Affordability poses the biggest obstacle to homeownership

chicago why waiting to buy?

The biggest obstacle to homeownership for millennials in the Chicago metro is affordability. 75 percent of those who are putting off buying a home say it is because they cannot afford to buy right now. In contrast, only 35 percent said that they were not ready to settle down, and 39 percent were waiting to be married.

Besides affordability issues, those who expect to always rent in Chicago seem to highly prioritize flexibility and claim it as the no. 1 reason why they would do so. 

Millennials in Chicago overestimate the cost of a down payment

expectations vs reality

To compare millennial expectations for the cost of a down payment with reality, we asked them how much they expected to need for their own down payment.

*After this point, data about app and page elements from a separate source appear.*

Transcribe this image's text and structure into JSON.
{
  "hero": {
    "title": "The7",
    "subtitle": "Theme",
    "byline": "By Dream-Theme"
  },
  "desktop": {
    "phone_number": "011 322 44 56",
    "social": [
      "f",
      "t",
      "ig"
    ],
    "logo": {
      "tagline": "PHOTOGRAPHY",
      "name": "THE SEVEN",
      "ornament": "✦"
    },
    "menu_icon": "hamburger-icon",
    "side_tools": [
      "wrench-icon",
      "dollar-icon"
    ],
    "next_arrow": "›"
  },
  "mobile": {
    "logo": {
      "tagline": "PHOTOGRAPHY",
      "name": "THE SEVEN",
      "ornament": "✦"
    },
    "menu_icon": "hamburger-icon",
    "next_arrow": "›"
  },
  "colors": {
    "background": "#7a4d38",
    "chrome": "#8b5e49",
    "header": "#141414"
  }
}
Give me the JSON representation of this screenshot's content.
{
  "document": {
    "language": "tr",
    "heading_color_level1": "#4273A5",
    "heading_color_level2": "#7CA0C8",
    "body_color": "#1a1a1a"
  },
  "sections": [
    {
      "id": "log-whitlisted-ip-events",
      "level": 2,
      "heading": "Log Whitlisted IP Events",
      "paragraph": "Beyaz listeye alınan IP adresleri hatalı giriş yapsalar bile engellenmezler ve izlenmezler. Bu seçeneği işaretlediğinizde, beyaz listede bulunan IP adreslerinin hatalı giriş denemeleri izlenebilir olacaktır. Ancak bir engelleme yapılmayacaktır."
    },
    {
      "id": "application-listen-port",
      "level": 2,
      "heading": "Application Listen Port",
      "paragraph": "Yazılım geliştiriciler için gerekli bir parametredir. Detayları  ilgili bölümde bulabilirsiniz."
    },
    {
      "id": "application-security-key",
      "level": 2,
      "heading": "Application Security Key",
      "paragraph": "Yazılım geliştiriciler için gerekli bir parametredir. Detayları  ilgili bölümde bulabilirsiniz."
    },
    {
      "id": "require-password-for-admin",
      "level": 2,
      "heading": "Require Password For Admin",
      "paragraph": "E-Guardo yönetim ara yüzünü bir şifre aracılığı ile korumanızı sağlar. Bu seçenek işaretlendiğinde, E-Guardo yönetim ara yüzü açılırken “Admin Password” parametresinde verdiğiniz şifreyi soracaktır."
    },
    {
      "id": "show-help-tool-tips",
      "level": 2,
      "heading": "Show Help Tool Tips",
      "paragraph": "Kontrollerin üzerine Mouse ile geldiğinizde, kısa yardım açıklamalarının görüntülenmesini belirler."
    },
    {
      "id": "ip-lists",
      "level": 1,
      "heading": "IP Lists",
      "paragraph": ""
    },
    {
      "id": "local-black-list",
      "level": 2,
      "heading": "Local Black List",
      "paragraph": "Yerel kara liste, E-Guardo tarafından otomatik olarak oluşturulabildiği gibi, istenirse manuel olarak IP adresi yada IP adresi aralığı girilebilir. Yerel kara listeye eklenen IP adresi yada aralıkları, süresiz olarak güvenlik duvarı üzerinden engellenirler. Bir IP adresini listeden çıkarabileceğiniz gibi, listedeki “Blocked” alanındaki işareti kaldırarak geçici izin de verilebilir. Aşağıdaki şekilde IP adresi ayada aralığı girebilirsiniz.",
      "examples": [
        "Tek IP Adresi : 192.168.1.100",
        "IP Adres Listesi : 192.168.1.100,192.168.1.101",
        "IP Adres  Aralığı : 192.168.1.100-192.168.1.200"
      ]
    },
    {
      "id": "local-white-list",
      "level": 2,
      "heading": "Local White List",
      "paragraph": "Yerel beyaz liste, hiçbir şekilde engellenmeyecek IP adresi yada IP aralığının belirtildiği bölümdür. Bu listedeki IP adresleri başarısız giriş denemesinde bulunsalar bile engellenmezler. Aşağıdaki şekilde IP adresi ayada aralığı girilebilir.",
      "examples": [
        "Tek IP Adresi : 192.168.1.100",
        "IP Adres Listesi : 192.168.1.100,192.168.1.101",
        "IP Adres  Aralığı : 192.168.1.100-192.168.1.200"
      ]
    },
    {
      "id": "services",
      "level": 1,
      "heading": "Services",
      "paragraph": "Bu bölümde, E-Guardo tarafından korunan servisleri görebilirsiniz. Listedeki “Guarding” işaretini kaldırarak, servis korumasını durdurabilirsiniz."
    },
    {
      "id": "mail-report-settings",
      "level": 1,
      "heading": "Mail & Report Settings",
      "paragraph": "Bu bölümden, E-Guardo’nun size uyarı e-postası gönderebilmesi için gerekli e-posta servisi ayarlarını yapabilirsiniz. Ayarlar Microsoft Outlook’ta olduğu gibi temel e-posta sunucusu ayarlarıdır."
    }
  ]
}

The median price of a 20 percent down payment for a starter home in the Chicago metro is $19,750, and the average millennial expectation of how much a down payment will cost is $22,640 – a difference of 13 percent.

This is relatively unique in that millennials in many other cities tend to underestimate how much they would need in order to put a downpayment on a starter home in their area.

The fact that Chicago millennials are estimating a higher down payment amount than is required for a basic starter home may have implications for the type of home they expect to buy at the outset. 

How long does it take to save for a down payment?

years needed for downpayment

In order to determine how long millennial renters will need to save for a down payment, we also asked them the following questions:

  • How much have you saved for a down payment so far?
  • How much help (e.g., from family) will you be receiving for a down payment?
  • How much of your monthly income do you put towards saving for a down payment?

This allowed us to estimate how many years it will take them to save enough for a 20 percent down payment on a home. At the current savings rate in the Chicago metro, it will take millennial homebuyers about 5.4 years to save up enough for a down payment. 

This is nearly half the amount of time it will take for millennials in Boston and New York to save, at an estimated 10.1 and 10.4 years, respectively. 

Compared to other large metros closer to the east coast, Chicago is doing relatively well. In our national study we found that cities on the coasts tended not to be doing as well in terms of homeownership as cities further inland, and the Chicago metro proves this point well.

Although most millennial renters in the Chicago metro cite affordability as the primary reason why they cannot buy right now, it is heartening to know that most are overestimating the amount necessary for them to make a down payment on their first home. Until then, it seems that many appreciate the flexibility that renting provides.

Yuki Graviet Knapp is a Content Marketing Associate with the Growth Team at Apartment List and is a resident of the Bay Area.